What is required –
Retype the entries exactly; omit all pictures.

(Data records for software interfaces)
● ● ● ●
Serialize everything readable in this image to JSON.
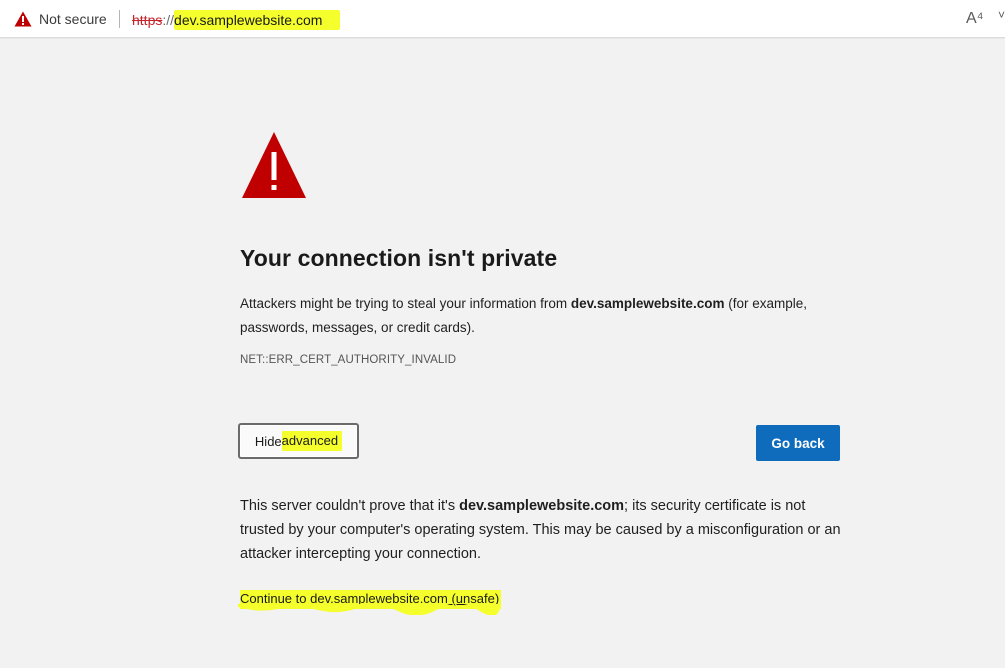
{
  "address_bar": {
    "security_label": "Not secure",
    "url_scheme": "https",
    "url_separator": "://",
    "url_host": "dev.samplewebsite.com",
    "read_aloud_glyph": "A⁴",
    "more_glyph": "˅"
  },
  "page": {
    "title": "Your connection isn't private",
    "description_prefix": "Attackers might be trying to steal your information from ",
    "description_host": "dev.samplewebsite.com",
    "description_suffix": " (for example, passwords, messages, or credit cards).",
    "error_code": "NET::ERR_CERT_AUTHORITY_INVALID",
    "hide_advanced_prefix": "Hide ",
    "hide_advanced_highlight": "advanced",
    "go_back_label": "Go back",
    "details_prefix": "This server couldn't prove that it's ",
    "details_host": "dev.samplewebsite.com",
    "details_suffix": "; its security certificate is not trusted by your computer's operating system. This may be caused by a misconfiguration or an attacker intercepting your connection.",
    "proceed_link": "Continue to dev.samplewebsite.com (unsafe)"
  },
  "colors": {
    "warning_red": "#c00000",
    "primary_button": "#0f6cbd",
    "highlight": "#f5ff2b",
    "background": "#f2f2f2"
  },
  "icons": [
    "warning-triangle-icon",
    "read-aloud-icon",
    "chevron-down-icon"
  ]
}
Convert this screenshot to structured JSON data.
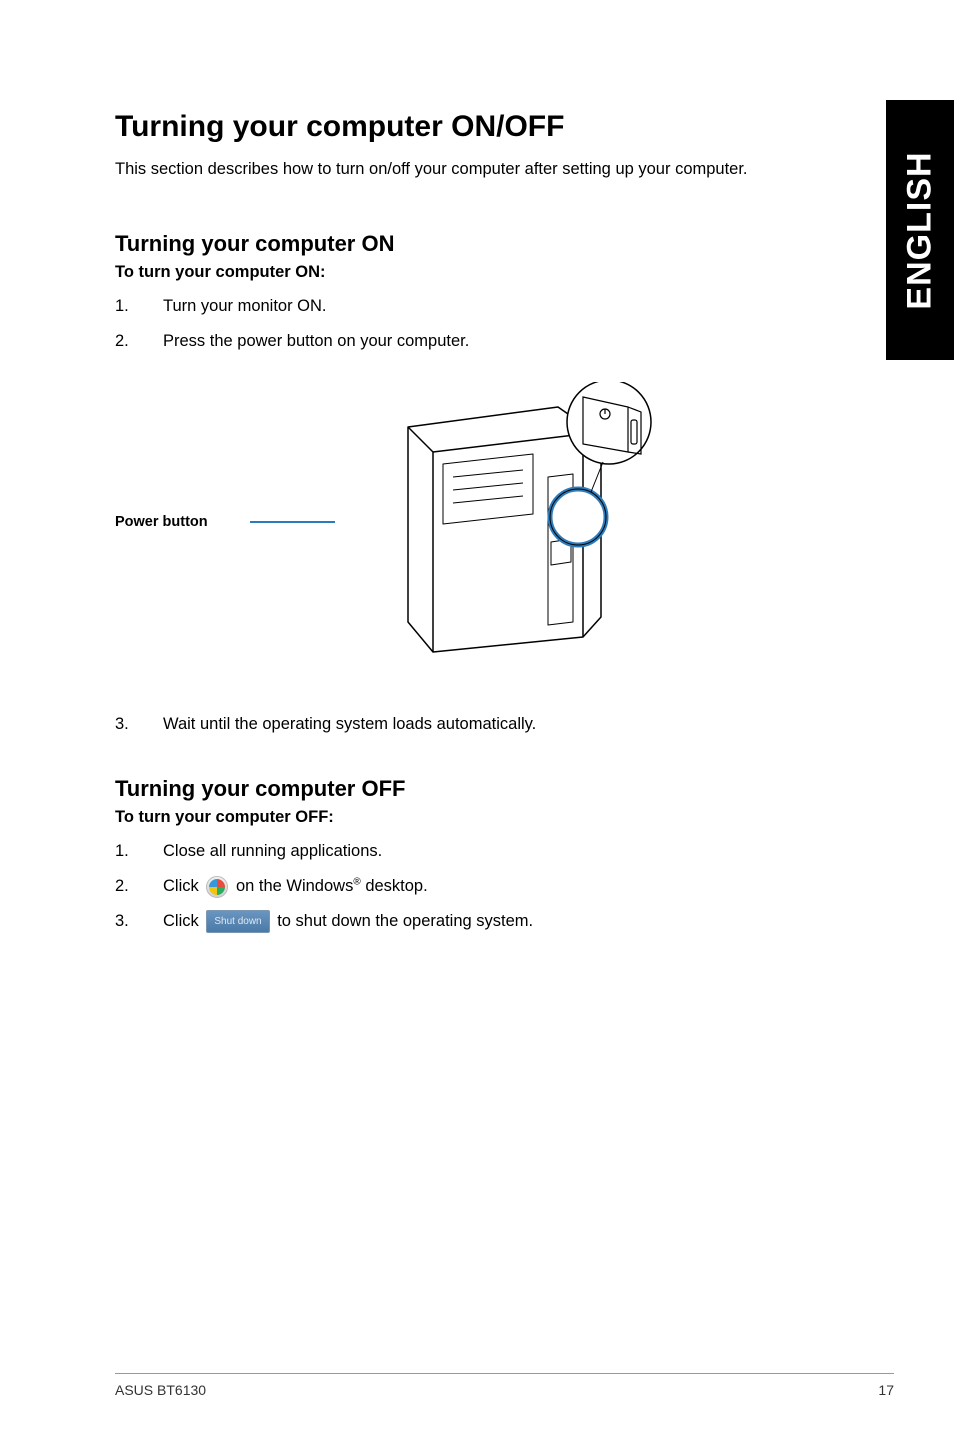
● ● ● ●
Output for this exercise –
Serialize everything readable in this image to JSON.
{
  "address_bar": {
    "security_label": "Not secure",
    "url_scheme": "https",
    "url_separator": "://",
    "url_host": "dev.samplewebsite.com",
    "read_aloud_glyph": "A⁴",
    "more_glyph": "˅"
  },
  "page": {
    "title": "Your connection isn't private",
    "description_prefix": "Attackers might be trying to steal your information from ",
    "description_host": "dev.samplewebsite.com",
    "description_suffix": " (for example, passwords, messages, or credit cards).",
    "error_code": "NET::ERR_CERT_AUTHORITY_INVALID",
    "hide_advanced_prefix": "Hide ",
    "hide_advanced_highlight": "advanced",
    "go_back_label": "Go back",
    "details_prefix": "This server couldn't prove that it's ",
    "details_host": "dev.samplewebsite.com",
    "details_suffix": "; its security certificate is not trusted by your computer's operating system. This may be caused by a misconfiguration or an attacker intercepting your connection.",
    "proceed_link": "Continue to dev.samplewebsite.com (unsafe)"
  },
  "colors": {
    "warning_red": "#c00000",
    "primary_button": "#0f6cbd",
    "highlight": "#f5ff2b",
    "background": "#f2f2f2"
  },
  "icons": [
    "warning-triangle-icon",
    "read-aloud-icon",
    "chevron-down-icon"
  ]
}
Convert this screenshot to structured JSON data.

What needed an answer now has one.